Excerpts from an interface dataset
═══

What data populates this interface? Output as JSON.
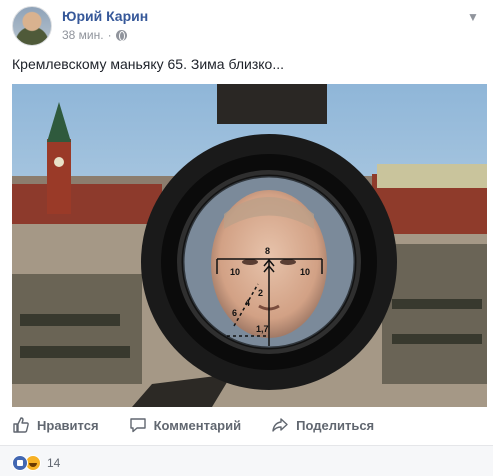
{
  "post": {
    "author": "Юрий Карин",
    "time": "38 мин.",
    "separator": "·",
    "text": "Кремлевскому маньяку 65. Зима близко..."
  },
  "image": {
    "scope_marks": {
      "top_left": "10",
      "top_right": "10",
      "top_mid": "8",
      "d2": "2",
      "d4": "4",
      "d6": "6",
      "d17": "1,7"
    }
  },
  "actions": {
    "like": "Нравится",
    "comment": "Комментарий",
    "share": "Поделиться"
  },
  "reactions": {
    "count": "14"
  },
  "colors": {
    "author_link": "#365899",
    "meta": "#90949c",
    "action": "#616770"
  }
}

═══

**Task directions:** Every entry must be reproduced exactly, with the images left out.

**Reply to the task:**
What data populates this interface? Output as JSON.
{
  "post": {
    "author": "Юрий Карин",
    "time": "38 мин.",
    "separator": "·",
    "text": "Кремлевскому маньяку 65. Зима близко..."
  },
  "image": {
    "scope_marks": {
      "top_left": "10",
      "top_right": "10",
      "top_mid": "8",
      "d2": "2",
      "d4": "4",
      "d6": "6",
      "d17": "1,7"
    }
  },
  "actions": {
    "like": "Нравится",
    "comment": "Комментарий",
    "share": "Поделиться"
  },
  "reactions": {
    "count": "14"
  },
  "colors": {
    "author_link": "#365899",
    "meta": "#90949c",
    "action": "#616770"
  }
}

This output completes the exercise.